By Ethan Bodnurak


Muslim, Christian, Jew: The Oneness of God and the Unity of Our Faith … A Personal Journey in the Three Abrahamic Religions (2012) is a book with a really long title. It’s the late Art Gish’s deep and moving work about interfaith dialog and peacemaking in Israel/Palestine and back at home in Athens, Ohio.

From 1995 until his death in a farming accident in 2010, Art and his wife Peggy spent two to three months each year in Hebron, West Bank, with Christian Peacemaker Teams (CPT), a group devoted to reconciliation and nonviolent peacemaking that has also inspired a Muslim Peacemaker Teams.

In all these years, he gained a deep knowledge and experience of the three religions (as well as secular traditions), working closely with Muslims, Jews, and Christians making peace. Back at home in Ohio, he attended mosques and synagogues, continuing to build relationships and trust.

Art and Peggy Gish

Art and Peggy Gish

This book is a unique blend of historical and theological analysis, reflection on how to engage in interfaith dialog, and personal stories that will inform, inspire, move, and entertain. Much of the interfaith movement shies away from religious differences and the topic of religious violence, but Art tactfully and sensitively engages them, pointing to a depth that can overcome differences.

I am deeply troubled by the great divide, the fear, the hostility, and the bigotry in all three religions toward the other two. … [But] maybe the contradictions are not as deep as most of us think they are. Maybe we need to look deeper. All three traditions call me to love God with my whole being, to submit my life to God, and to follow the path God has created for us (Gish 10).
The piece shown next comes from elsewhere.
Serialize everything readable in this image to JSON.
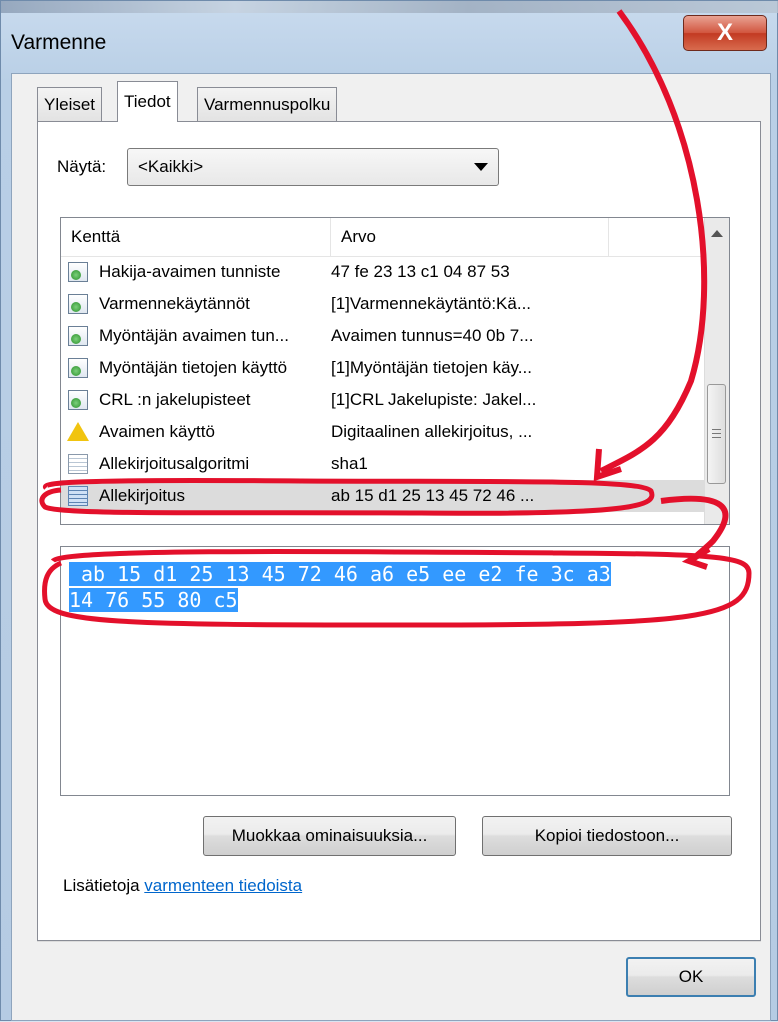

His passion for reconciliation extended to the Israeli settlers and soldiers who had “cursed, spit upon, stoned, kicked, and beaten” him. He and his teammates saw their enemies as human beings with the capacity to love, continually trying to connect with them through conscience, religion, and culture.

Through his experiences, relationships, and deepening knowledge of the three religions, Gish knew the truth that all good things come from God:

All truth comes from the same source. Since there is one God, it’s not surprising that there’s a consistency in the expressions of God’s Spirit wherever people around the world respond to that Spirit. Christians must be open to what God’s Spirit may teach us through other religions. No religion contains all Truth. Reality is too great to be comprehended in only one way. I still have much to learn, [and] true spirituality involves humility. God is so much bigger than my small concept of God (Gish, 28-9).

Gish’s book and the spirit it represents are major keys to the future of religion, interfaith relations, and interspirituality. His work represents a beautiful marriage of courage, love, and intellect working together to bring about the transformation of people and their religions – something the world badly needs.